Robert W. Morton, Sara Y. Oikawa, Stuart M. Phillips, Michaela C. Devries, and Cameron J. Mitchell


Self–myofascial release (SMR) is a common exercise and therapeutic modality shown to induce acute improvements in joint range of motion (ROM) and recovery; however, no long-term studies have been conducted. Static stretching (SS) is the most common method used to increase joint ROM and decrease muscle stiffness. It was hypothesized that SMR paired with SS (SMR+SS) compared with SS alone over a 4-wk intervention would yield greater improvement in knee-extension ROM and hamstring stiffness.


19 men (22 ± 3 y) with bilateral reduced hamstring ROM had each of their legs randomly assigned to either an SMR+SS or an SS-only group. The intervention consisted of 4 repetitions of SS each for 45 s or the identical amount of SS preceded by 4 repetitions of SMR each for 60 s and was performed on the respective leg twice daily for 4 wk. Passive ROM, hamstring stiffness, rate of torque development (RTD), and maximum voluntary contraction (MVC) were assessed pre- and postintervention.


Passive ROM (P < .001), RTD, and MVC (P < .05) all increased after the intervention. Hamstring stiffness toward end-ROM was reduced postintervention (P = .02). There were no differences between the intervention groups for any variable.

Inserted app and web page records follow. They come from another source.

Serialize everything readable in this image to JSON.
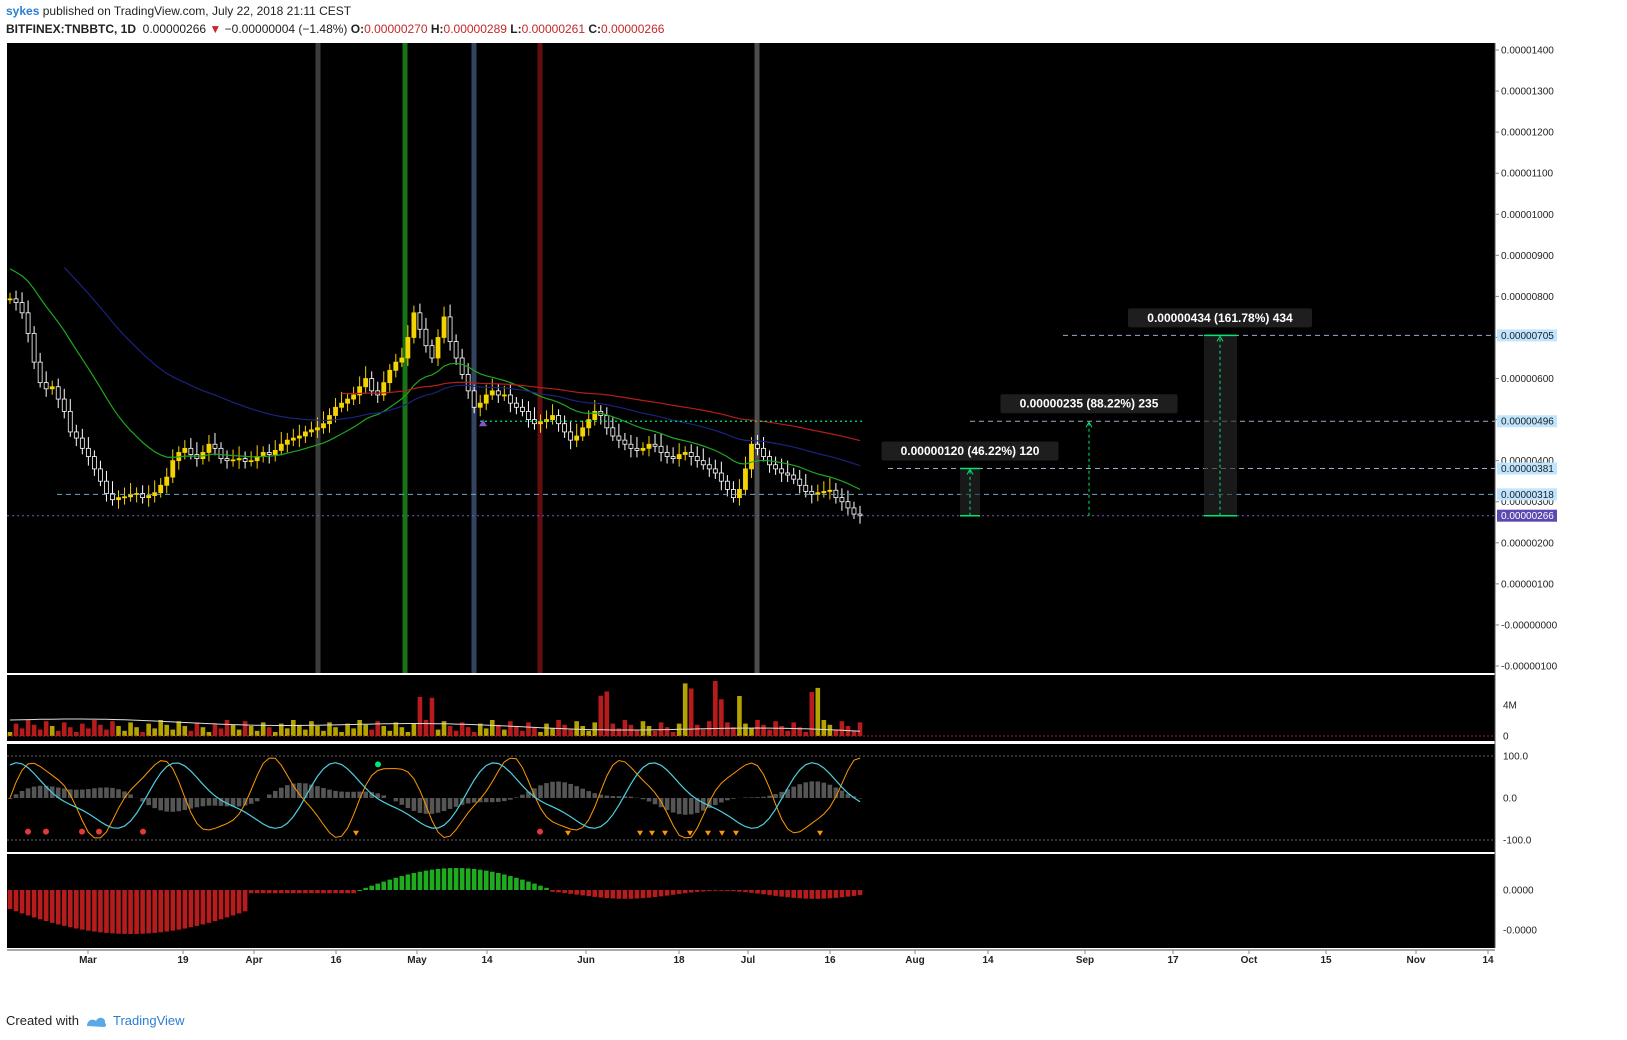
{
  "header": {
    "publisher": "sykes",
    "published_text": "published on TradingView.com, July 22, 2018 21:11 CEST",
    "symbol": "BITFINEX:TNBBTC, 1D",
    "last": "0.00000266",
    "change": "−0.00000004 (−1.48%)",
    "o_label": "O:",
    "o": "0.00000270",
    "h_label": "H:",
    "h": "0.00000289",
    "l_label": "L:",
    "l": "0.00000261",
    "c_label": "C:",
    "c": "0.00000266"
  },
  "footer": {
    "created_with": "Created with",
    "brand": "TradingView"
  },
  "colors": {
    "background": "#000000",
    "candle_up": "#f5d300",
    "candle_down": "#ffffff",
    "ema_short": "#1fa61f",
    "ema_mid": "#1a237e",
    "ema_long": "#b71c1c",
    "target_line": "#00e676",
    "price_label": "#5c48b0",
    "axis_tag": "#bfe5ff"
  },
  "chart_data": [
    {
      "type": "candlestick",
      "name": "price",
      "x_ticks": [
        "Mar",
        "19",
        "Apr",
        "16",
        "May",
        "14",
        "Jun",
        "18",
        "Jul",
        "16",
        "Aug",
        "14",
        "Sep",
        "17",
        "Oct",
        "15",
        "Nov",
        "14"
      ],
      "y_ticks": [
        "0.00001400",
        "0.00001300",
        "0.00001200",
        "0.00001100",
        "0.00001000",
        "0.00000900",
        "0.00000800",
        "0.00000700",
        "0.00000600",
        "0.00000500",
        "0.00000400",
        "0.00000300",
        "0.00000200",
        "0.00000100",
        "-0.00000000",
        "-0.00000100"
      ],
      "ylim": [
        -1e-06,
        1.4e-05
      ],
      "close_series_1d": [
        794,
        785,
        760,
        710,
        640,
        590,
        575,
        580,
        550,
        520,
        470,
        455,
        430,
        410,
        380,
        350,
        320,
        305,
        310,
        312,
        318,
        320,
        310,
        315,
        322,
        340,
        360,
        400,
        420,
        430,
        415,
        405,
        420,
        440,
        430,
        405,
        400,
        402,
        405,
        398,
        400,
        410,
        420,
        415,
        425,
        440,
        450,
        455,
        460,
        470,
        475,
        480,
        490,
        510,
        530,
        540,
        550,
        560,
        580,
        600,
        570,
        560,
        590,
        620,
        640,
        650,
        700,
        760,
        720,
        680,
        650,
        700,
        750,
        690,
        650,
        610,
        570,
        530,
        540,
        560,
        570,
        560,
        560,
        540,
        530,
        520,
        500,
        490,
        495,
        500,
        510,
        490,
        470,
        450,
        460,
        480,
        500,
        520,
        510,
        480,
        460,
        450,
        440,
        430,
        425,
        430,
        440,
        435,
        420,
        410,
        405,
        415,
        420,
        410,
        400,
        390,
        380,
        370,
        350,
        330,
        310,
        330,
        380,
        440,
        430,
        410,
        390,
        380,
        370,
        365,
        355,
        340,
        325,
        318,
        322,
        325,
        328,
        310,
        300,
        285,
        270,
        266
      ],
      "ema_short_last": 3.18e-06,
      "ema_mid_last": 3.81e-06,
      "ema_long_last": 4.6e-06,
      "last_price": "0.00000266",
      "support_level": "0.00000318",
      "axis_tags": [
        "0.00000705",
        "0.00000496",
        "0.00000381",
        "0.00000318",
        "0.00000266"
      ],
      "targets": [
        {
          "label": "0.00000120 (46.22%) 120",
          "from": 2.66e-06,
          "to": 3.81e-06
        },
        {
          "label": "0.00000235 (88.22%) 235",
          "from": 2.66e-06,
          "to": 4.96e-06
        },
        {
          "label": "0.00000434 (161.78%) 434",
          "from": 2.66e-06,
          "to": 7.05e-06
        }
      ]
    },
    {
      "type": "bar",
      "name": "volume",
      "y_ticks": [
        "4M",
        "0"
      ]
    },
    {
      "type": "line",
      "name": "oscillator",
      "y_ticks": [
        "100.0",
        "0.0",
        "-100.0"
      ],
      "ylim": [
        -100,
        100
      ]
    },
    {
      "type": "bar",
      "name": "histogram",
      "y_ticks": [
        "0.0000",
        "-0.0000"
      ]
    }
  ]
}
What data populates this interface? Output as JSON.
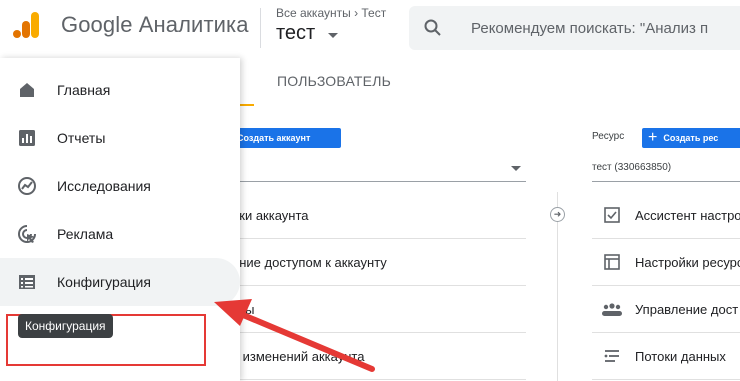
{
  "header": {
    "brand": "Google Аналитика",
    "breadcrumb": "Все аккаунты › Тест",
    "property": "тест",
    "search_placeholder": "Рекомендуем поискать: \"Анализ п"
  },
  "sidebar": {
    "items": [
      {
        "label": "Главная",
        "icon": "home-icon"
      },
      {
        "label": "Отчеты",
        "icon": "reports-icon"
      },
      {
        "label": "Исследования",
        "icon": "explore-icon"
      },
      {
        "label": "Реклама",
        "icon": "advertising-icon"
      },
      {
        "label": "Конфигурация",
        "icon": "configure-icon"
      }
    ],
    "tooltip": "Конфигурация"
  },
  "main": {
    "tab_user": "ПОЛЬЗОВАТЕЛЬ",
    "create_account_btn": "Создать аккаунт",
    "resource_label": "Ресурс",
    "create_property_btn": "Создать рес",
    "property_select": "тест (330663850)",
    "account_rows": [
      "йки аккаунта",
      "ение доступом к аккаунту",
      "тры",
      "я изменений аккаунта"
    ],
    "property_rows": [
      {
        "label": "Ассистент настро",
        "icon": "checklist-icon"
      },
      {
        "label": "Настройки ресурс",
        "icon": "layout-icon"
      },
      {
        "label": "Управление дост",
        "icon": "people-icon"
      },
      {
        "label": "Потоки данных",
        "icon": "streams-icon"
      }
    ]
  },
  "colors": {
    "accent_blue": "#1a73e8",
    "annotation_red": "#e53935",
    "logo_orange": "#f9ab00",
    "logo_dark_orange": "#e37400"
  }
}
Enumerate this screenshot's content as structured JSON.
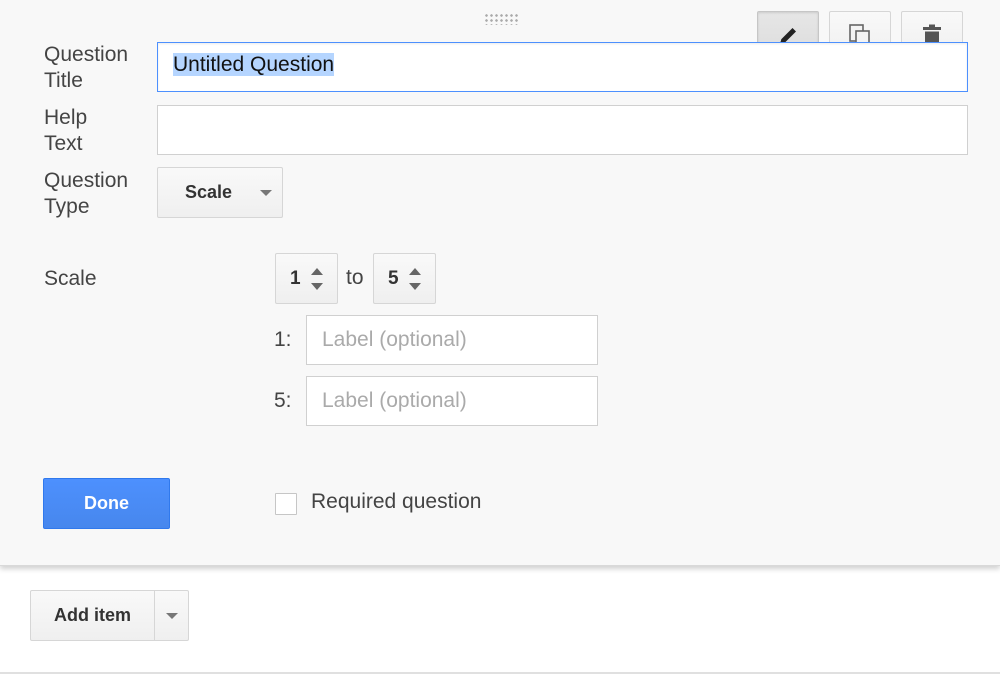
{
  "editor": {
    "question_title_label": "Question\nTitle",
    "question_title_value": "Untitled Question",
    "help_text_label": "Help\nText",
    "help_text_value": "",
    "question_type_label": "Question\nType",
    "question_type_value": "Scale",
    "scale_label": "Scale",
    "scale_from": "1",
    "scale_to_word": "to",
    "scale_to": "5",
    "low_label_prefix": "1:",
    "high_label_prefix": "5:",
    "label_placeholder": "Label (optional)",
    "done_label": "Done",
    "required_label": "Required question",
    "required_checked": false
  },
  "toolbar": {
    "icons": [
      "pencil-icon",
      "duplicate-icon",
      "trash-icon"
    ]
  },
  "footer": {
    "add_item_label": "Add item"
  },
  "colors": {
    "accent": "#4d90fe",
    "selection": "#b5d5ff",
    "panel_bg": "#f8f8f8"
  }
}
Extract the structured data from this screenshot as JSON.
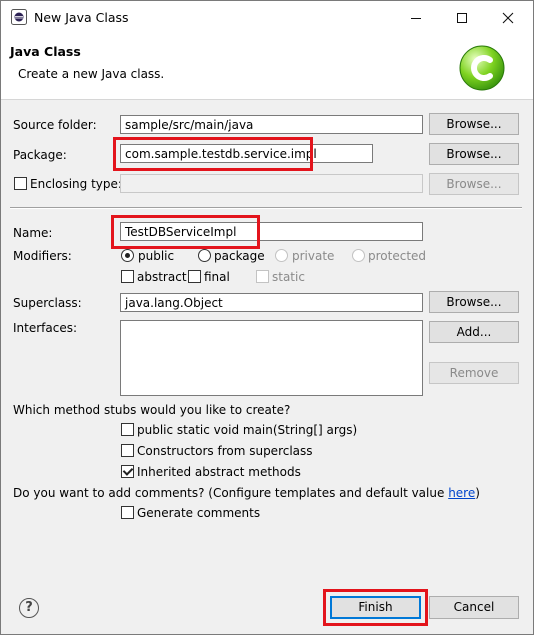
{
  "window": {
    "title": "New Java Class"
  },
  "header": {
    "title": "Java Class",
    "description": "Create a new Java class."
  },
  "source_folder": {
    "label": "Source folder:",
    "value": "sample/src/main/java",
    "browse": "Browse..."
  },
  "package": {
    "label": "Package:",
    "value": "com.sample.testdb.service.impl",
    "browse": "Browse..."
  },
  "enclosing": {
    "label": "Enclosing type:",
    "value": "",
    "browse": "Browse...",
    "checked": false
  },
  "name": {
    "label": "Name:",
    "value": "TestDBServiceImpl"
  },
  "modifiers": {
    "label": "Modifiers:",
    "access": [
      {
        "label": "public",
        "selected": true,
        "enabled": true
      },
      {
        "label": "package",
        "selected": false,
        "enabled": true
      },
      {
        "label": "private",
        "selected": false,
        "enabled": false
      },
      {
        "label": "protected",
        "selected": false,
        "enabled": false
      }
    ],
    "flags": [
      {
        "label": "abstract",
        "checked": false,
        "enabled": true
      },
      {
        "label": "final",
        "checked": false,
        "enabled": true
      },
      {
        "label": "static",
        "checked": false,
        "enabled": false
      }
    ]
  },
  "superclass": {
    "label": "Superclass:",
    "value": "java.lang.Object",
    "browse": "Browse..."
  },
  "interfaces": {
    "label": "Interfaces:",
    "add": "Add...",
    "remove": "Remove"
  },
  "stubs": {
    "question": "Which method stubs would you like to create?",
    "options": [
      {
        "label": "public static void main(String[] args)",
        "checked": false
      },
      {
        "label": "Constructors from superclass",
        "checked": false
      },
      {
        "label": "Inherited abstract methods",
        "checked": true
      }
    ]
  },
  "comments": {
    "question": "Do you want to add comments? (Configure templates and default value ",
    "link": "here",
    "close": ")",
    "option": "Generate comments",
    "checked": false
  },
  "footer": {
    "help": "?",
    "finish": "Finish",
    "cancel": "Cancel"
  },
  "colors": {
    "highlight": "#e3141c",
    "logo": "#6cc417"
  }
}
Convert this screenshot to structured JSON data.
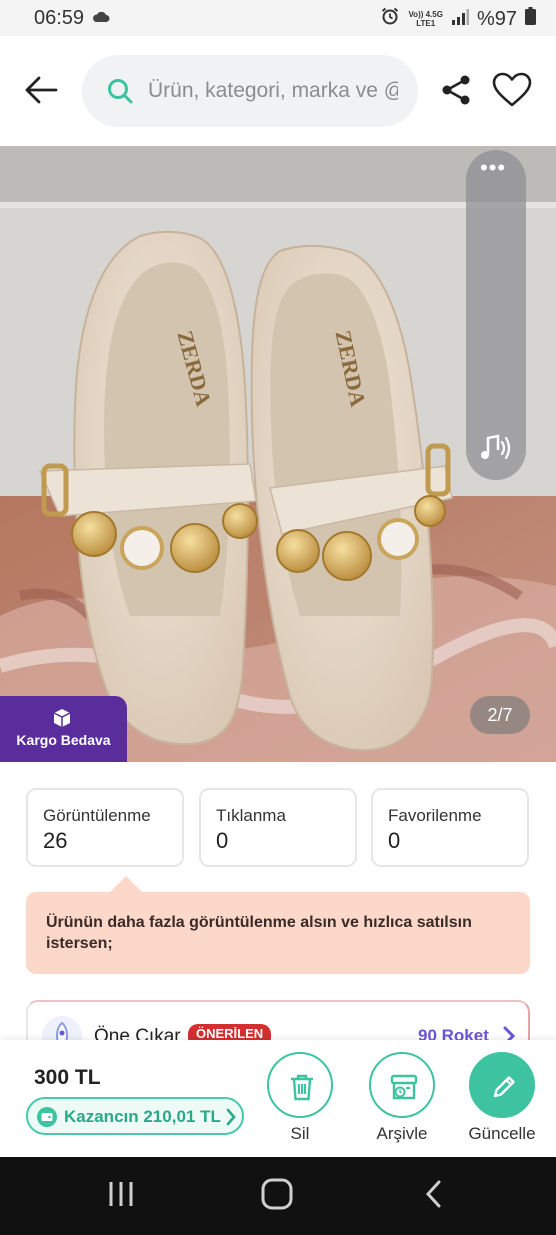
{
  "status_bar": {
    "time": "06:59",
    "network_top": "Vo)) 4.5G",
    "network_bottom": "LTE1",
    "battery": "%97"
  },
  "header": {
    "search_placeholder": "Ürün, kategori, marka ve @"
  },
  "photo": {
    "cargo_badge": "Kargo Bedava",
    "page_indicator": "2/7",
    "brand_print": "ZERDA"
  },
  "stats": [
    {
      "label": "Görüntülenme",
      "value": "26"
    },
    {
      "label": "Tıklanma",
      "value": "0"
    },
    {
      "label": "Favorilenme",
      "value": "0"
    }
  ],
  "tip": {
    "text": "Ürünün daha fazla görüntülenme alsın ve hızlıca satılsın istersen;"
  },
  "promo": {
    "title": "Öne Çıkar",
    "badge": "ÖNERİLEN",
    "price": "90 Roket"
  },
  "bottom_bar": {
    "price": "300 TL",
    "earning": "Kazancın 210,01 TL",
    "actions": [
      {
        "label": "Sil",
        "icon": "trash-icon"
      },
      {
        "label": "Arşivle",
        "icon": "archive-icon"
      },
      {
        "label": "Güncelle",
        "icon": "pencil-icon"
      }
    ]
  },
  "colors": {
    "accent": "#3ec3a1",
    "cargo_badge": "#5a2d9c",
    "tip_background": "#fbd8c9",
    "badge_red": "#d32f2f",
    "roket_purple": "#6b55d8"
  }
}
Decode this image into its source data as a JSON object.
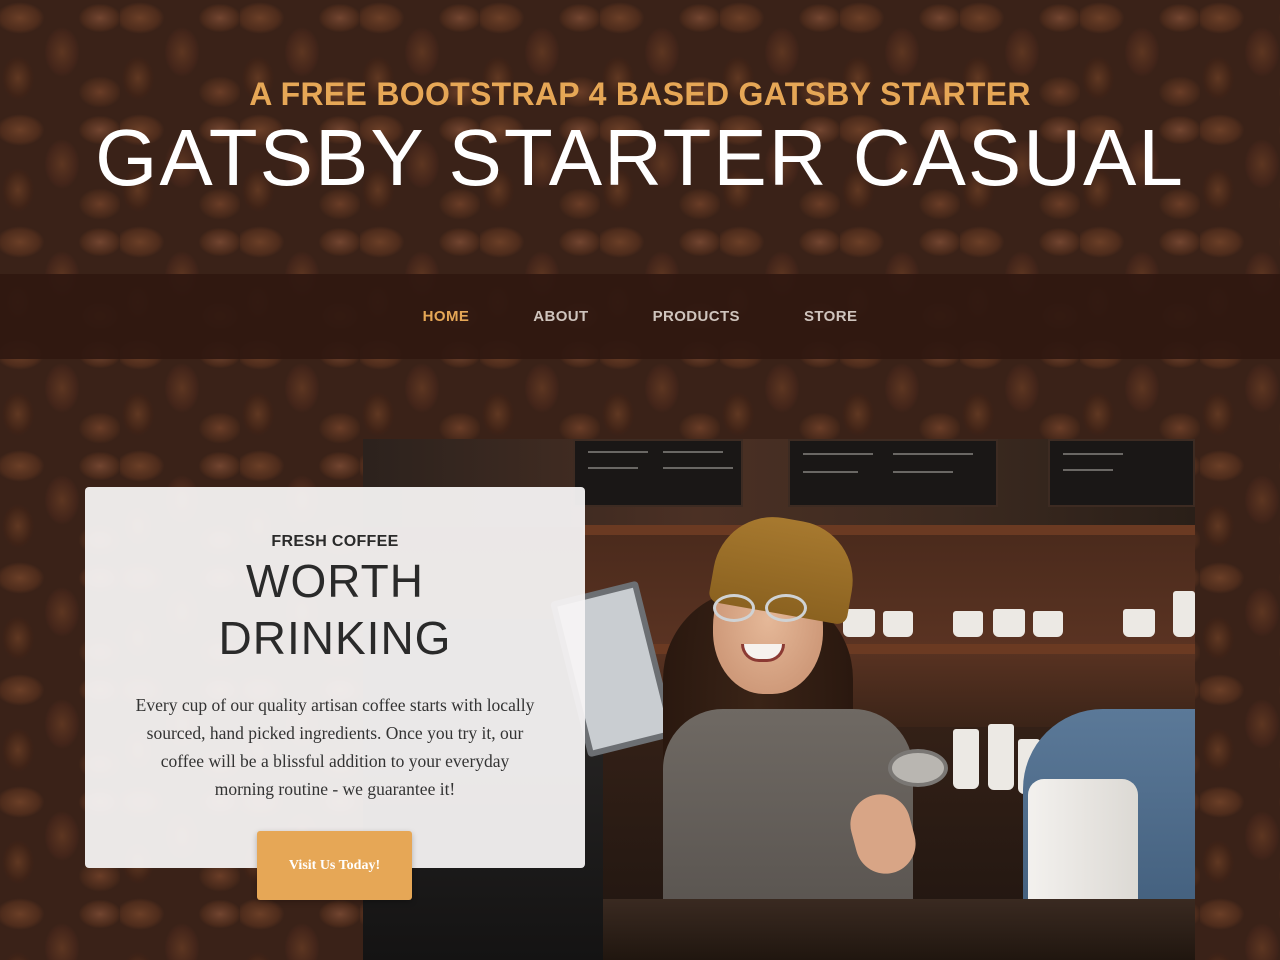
{
  "header": {
    "subtitle": "A FREE BOOTSTRAP 4 BASED GATSBY STARTER",
    "title": "GATSBY STARTER CASUAL"
  },
  "nav": {
    "items": [
      {
        "label": "HOME",
        "active": true
      },
      {
        "label": "ABOUT",
        "active": false
      },
      {
        "label": "PRODUCTS",
        "active": false
      },
      {
        "label": "STORE",
        "active": false
      }
    ]
  },
  "feature": {
    "eyebrow": "FRESH COFFEE",
    "heading_line1": "WORTH",
    "heading_line2": "DRINKING",
    "body": "Every cup of our quality artisan coffee starts with locally sourced, hand picked ingredients. Once you try it, our coffee will be a blissful addition to your everyday morning routine - we guarantee it!",
    "button_label": "Visit Us Today!",
    "image_description": "barista"
  },
  "colors": {
    "accent": "#e6a756",
    "nav_bg": "#2f1810",
    "card_bg": "#f7f4f4",
    "title_text": "#ffffff"
  }
}
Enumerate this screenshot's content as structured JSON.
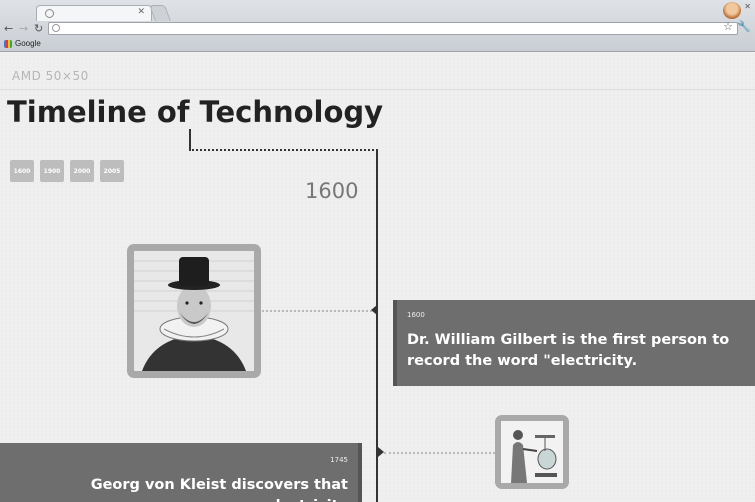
{
  "browser": {
    "tab_title": "",
    "url": "",
    "bookmarks": [
      {
        "label": "Google",
        "icon": "google-icon"
      }
    ],
    "icons": {
      "back": "back-arrow-icon",
      "forward": "forward-arrow-icon",
      "reload": "reload-icon",
      "star": "bookmark-star-icon",
      "wrench": "wrench-menu-icon",
      "profile": "profile-avatar-icon"
    }
  },
  "header": {
    "site_label": "AMD 50×50"
  },
  "page": {
    "title": "Timeline of Technology",
    "year_buttons": [
      "1600",
      "1900",
      "2000",
      "2005"
    ],
    "current_year": "1600"
  },
  "events": [
    {
      "year": "1600",
      "text": "Dr. William Gilbert is the first person to record the word \"electricity.",
      "image": "portrait-william-gilbert"
    },
    {
      "year": "1745",
      "text": "Georg von Kleist discovers that electricity",
      "image": "illustration-leyden-jar"
    }
  ],
  "colors": {
    "card_background": "#6e6e6e",
    "frame": "#a9a9a9",
    "spine": "#333333",
    "page_background": "#efefef"
  }
}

The addition of SMR to SS did not enhance the efficacy of SS alone. SS increases joint ROM through a combination of decreased muscle stiffness and increased stretch tolerance.